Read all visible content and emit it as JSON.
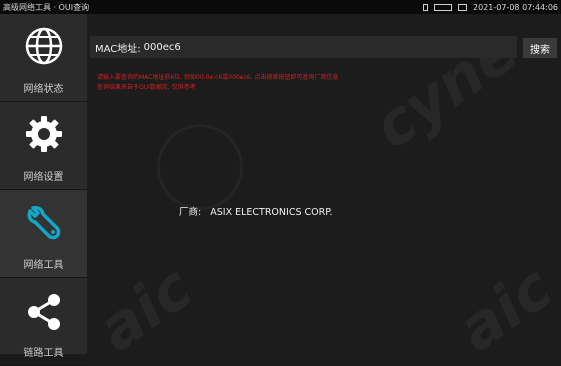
{
  "titlebar": {
    "title": "高级网络工具 · OUI查询",
    "clock": "2021-07-08 07:44:06"
  },
  "sidebar": {
    "items": [
      {
        "label": "网络状态",
        "icon": "globe-icon"
      },
      {
        "label": "网络设置",
        "icon": "gear-icon"
      },
      {
        "label": "网络工具",
        "icon": "wrench-icon"
      },
      {
        "label": "链路工具",
        "icon": "share-icon"
      }
    ]
  },
  "main": {
    "mac_label": "MAC地址:",
    "mac_value": "000ec6",
    "search_label": "搜索",
    "red_line_1": "请输入要查询的MAC地址前6位, 例如00:0e:c6或000ec6, 点击搜索按钮即可查询厂商信息",
    "red_line_2": "查询结果来自于OUI数据库, 仅供参考",
    "vendor_label": "厂商:",
    "vendor_value": "ASIX ELECTRONICS CORP."
  },
  "colors": {
    "background": "#1c1c1c",
    "sidebar": "#2b2b2b",
    "hint_red": "#d22020",
    "tool_active": "#12a6c7"
  }
}
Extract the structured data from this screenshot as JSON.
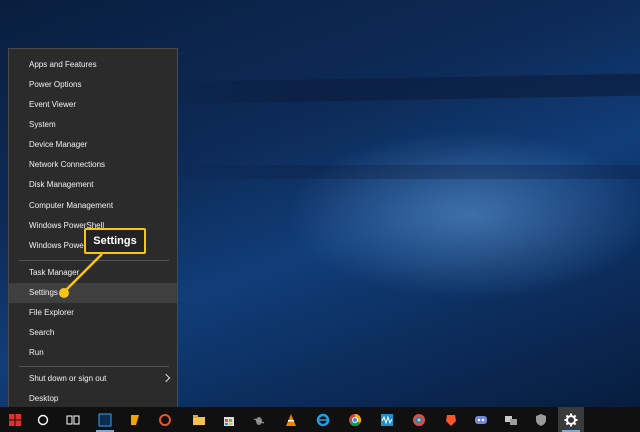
{
  "menu": {
    "items": [
      {
        "label": "Apps and Features"
      },
      {
        "label": "Power Options"
      },
      {
        "label": "Event Viewer"
      },
      {
        "label": "System"
      },
      {
        "label": "Device Manager"
      },
      {
        "label": "Network Connections"
      },
      {
        "label": "Disk Management"
      },
      {
        "label": "Computer Management"
      },
      {
        "label": "Windows PowerShell"
      },
      {
        "label": "Windows PowerShell (Admin)"
      },
      {
        "label": "Task Manager"
      },
      {
        "label": "Settings"
      },
      {
        "label": "File Explorer"
      },
      {
        "label": "Search"
      },
      {
        "label": "Run"
      },
      {
        "label": "Shut down or sign out"
      },
      {
        "label": "Desktop"
      }
    ]
  },
  "callout": {
    "label": "Settings"
  },
  "colors": {
    "callout_accent": "#f5c518",
    "menu_bg": "#2b2b2b",
    "start_red": "#e0312c"
  },
  "taskbar": {
    "icons": [
      "windows-start",
      "cortana-circle",
      "task-view",
      "edge-like",
      "music-app",
      "file-explorer",
      "store",
      "bug-app",
      "vlc",
      "internet-explorer",
      "chrome",
      "wave-app",
      "photos-app",
      "brave",
      "discord",
      "network-app",
      "shield-app",
      "settings-gear"
    ]
  }
}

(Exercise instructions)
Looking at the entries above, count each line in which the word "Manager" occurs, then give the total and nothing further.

(Answer)
2